Dim Sum Express (address and info) Monterey Park In Monterey Park, Dim Sum Express, a small shack on Garfield Ave, serves some of the best har gow in Los Angeles. Bursting with succulent shrimp, bits of bamboo shoots and a touch of sesame oil, these steamed, mochi-like dumplings deliver a hint of sweetness married with an oil-kissed chewiness that’s beyond words. Oh, and these har gow are not only big on flavor; their sheer size makes this bite big enough for two.

No. 43 rice roll

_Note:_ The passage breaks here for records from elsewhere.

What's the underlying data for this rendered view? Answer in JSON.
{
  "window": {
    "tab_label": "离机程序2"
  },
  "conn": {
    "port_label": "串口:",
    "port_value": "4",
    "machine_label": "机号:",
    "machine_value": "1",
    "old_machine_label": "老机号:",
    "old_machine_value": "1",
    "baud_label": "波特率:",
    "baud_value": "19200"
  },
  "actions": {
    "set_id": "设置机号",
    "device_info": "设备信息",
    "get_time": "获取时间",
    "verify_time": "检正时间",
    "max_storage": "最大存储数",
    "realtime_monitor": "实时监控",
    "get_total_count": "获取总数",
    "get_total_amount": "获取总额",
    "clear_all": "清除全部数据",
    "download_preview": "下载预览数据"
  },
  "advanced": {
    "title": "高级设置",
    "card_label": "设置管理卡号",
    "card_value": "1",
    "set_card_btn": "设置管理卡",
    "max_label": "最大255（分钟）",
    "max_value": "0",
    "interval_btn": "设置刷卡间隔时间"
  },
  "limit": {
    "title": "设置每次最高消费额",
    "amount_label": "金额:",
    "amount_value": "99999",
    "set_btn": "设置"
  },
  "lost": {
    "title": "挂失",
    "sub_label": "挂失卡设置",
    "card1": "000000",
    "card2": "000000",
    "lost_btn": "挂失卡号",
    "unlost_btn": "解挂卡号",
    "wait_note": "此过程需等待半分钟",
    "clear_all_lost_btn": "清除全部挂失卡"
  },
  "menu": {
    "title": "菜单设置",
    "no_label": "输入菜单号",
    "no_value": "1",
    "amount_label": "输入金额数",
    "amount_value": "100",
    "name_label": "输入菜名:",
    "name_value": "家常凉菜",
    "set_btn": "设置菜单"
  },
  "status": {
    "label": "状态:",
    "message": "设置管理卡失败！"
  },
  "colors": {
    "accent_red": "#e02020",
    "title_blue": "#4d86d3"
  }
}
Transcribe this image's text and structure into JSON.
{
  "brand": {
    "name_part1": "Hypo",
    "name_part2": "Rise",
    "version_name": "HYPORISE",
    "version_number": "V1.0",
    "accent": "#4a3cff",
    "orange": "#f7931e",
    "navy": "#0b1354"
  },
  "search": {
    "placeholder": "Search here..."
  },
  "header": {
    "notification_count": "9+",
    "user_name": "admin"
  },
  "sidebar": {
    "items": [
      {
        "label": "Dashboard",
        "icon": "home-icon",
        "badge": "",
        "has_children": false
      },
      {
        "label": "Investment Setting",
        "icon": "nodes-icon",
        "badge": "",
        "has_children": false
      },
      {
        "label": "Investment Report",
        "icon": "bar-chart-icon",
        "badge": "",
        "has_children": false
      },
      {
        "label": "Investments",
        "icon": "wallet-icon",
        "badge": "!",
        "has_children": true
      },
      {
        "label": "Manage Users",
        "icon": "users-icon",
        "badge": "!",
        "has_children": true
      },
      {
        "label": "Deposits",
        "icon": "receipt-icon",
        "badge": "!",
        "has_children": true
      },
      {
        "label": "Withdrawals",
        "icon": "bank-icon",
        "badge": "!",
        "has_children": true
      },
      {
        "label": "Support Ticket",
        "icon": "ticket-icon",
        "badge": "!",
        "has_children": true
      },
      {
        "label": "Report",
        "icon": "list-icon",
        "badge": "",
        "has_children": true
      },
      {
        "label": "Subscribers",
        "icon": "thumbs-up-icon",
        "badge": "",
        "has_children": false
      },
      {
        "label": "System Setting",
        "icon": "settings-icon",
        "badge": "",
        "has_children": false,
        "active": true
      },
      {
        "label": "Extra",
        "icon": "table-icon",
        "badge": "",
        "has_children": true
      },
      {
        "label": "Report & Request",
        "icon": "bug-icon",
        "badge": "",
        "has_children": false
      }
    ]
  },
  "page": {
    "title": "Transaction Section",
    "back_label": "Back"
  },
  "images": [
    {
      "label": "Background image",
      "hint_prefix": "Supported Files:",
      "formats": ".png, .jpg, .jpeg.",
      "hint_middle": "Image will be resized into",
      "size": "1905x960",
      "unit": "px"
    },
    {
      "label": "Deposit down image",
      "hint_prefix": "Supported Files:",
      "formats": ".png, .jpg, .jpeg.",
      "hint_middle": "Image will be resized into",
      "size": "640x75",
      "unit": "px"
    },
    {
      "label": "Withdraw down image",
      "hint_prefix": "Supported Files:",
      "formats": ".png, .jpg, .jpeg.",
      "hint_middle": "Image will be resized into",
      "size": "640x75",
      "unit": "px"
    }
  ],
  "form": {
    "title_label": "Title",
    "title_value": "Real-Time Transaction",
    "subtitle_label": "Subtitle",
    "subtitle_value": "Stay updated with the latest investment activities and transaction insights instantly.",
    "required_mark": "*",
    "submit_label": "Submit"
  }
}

Bahn Mi My-Tho (address and info) Alhambra Alhambra’s Bahn Mi My-Tho, known for its hefty bahn mi sandwiches filled with everything from grilled pork and veggies to fried eggs and pate, also serves plenty of varieties of rice rolls -- sheets of slippery rice noodles rolled around generous helpings of shredded pork, grilled meatballs, or housemade sausage. These dumplings are great on their own, but are even better with Nước chấm -- a sweet and sour dipping sauce made with fresh lime. Be sure to order a bahn mi and the No. 43 rice roll, marinated pork with crispy skin topped with pork loaf. The contrast of the rice wrapper to savory meat, sweet garnish, and tangy sauce creates a depth of flavor that is unparalleled. Sign up here for our daily LA email and be the first to get all the food/drink/fun Los Angeles has to offer.Andriana Albert is a writer who grew up listening to hip-hop while roaming the streets of LA in search of the best local eats. She dreams of one day sharing a meal with rapper and cookbook author 2 Chainz. Follow her quest for food and music unity on twitter: @itsadredogg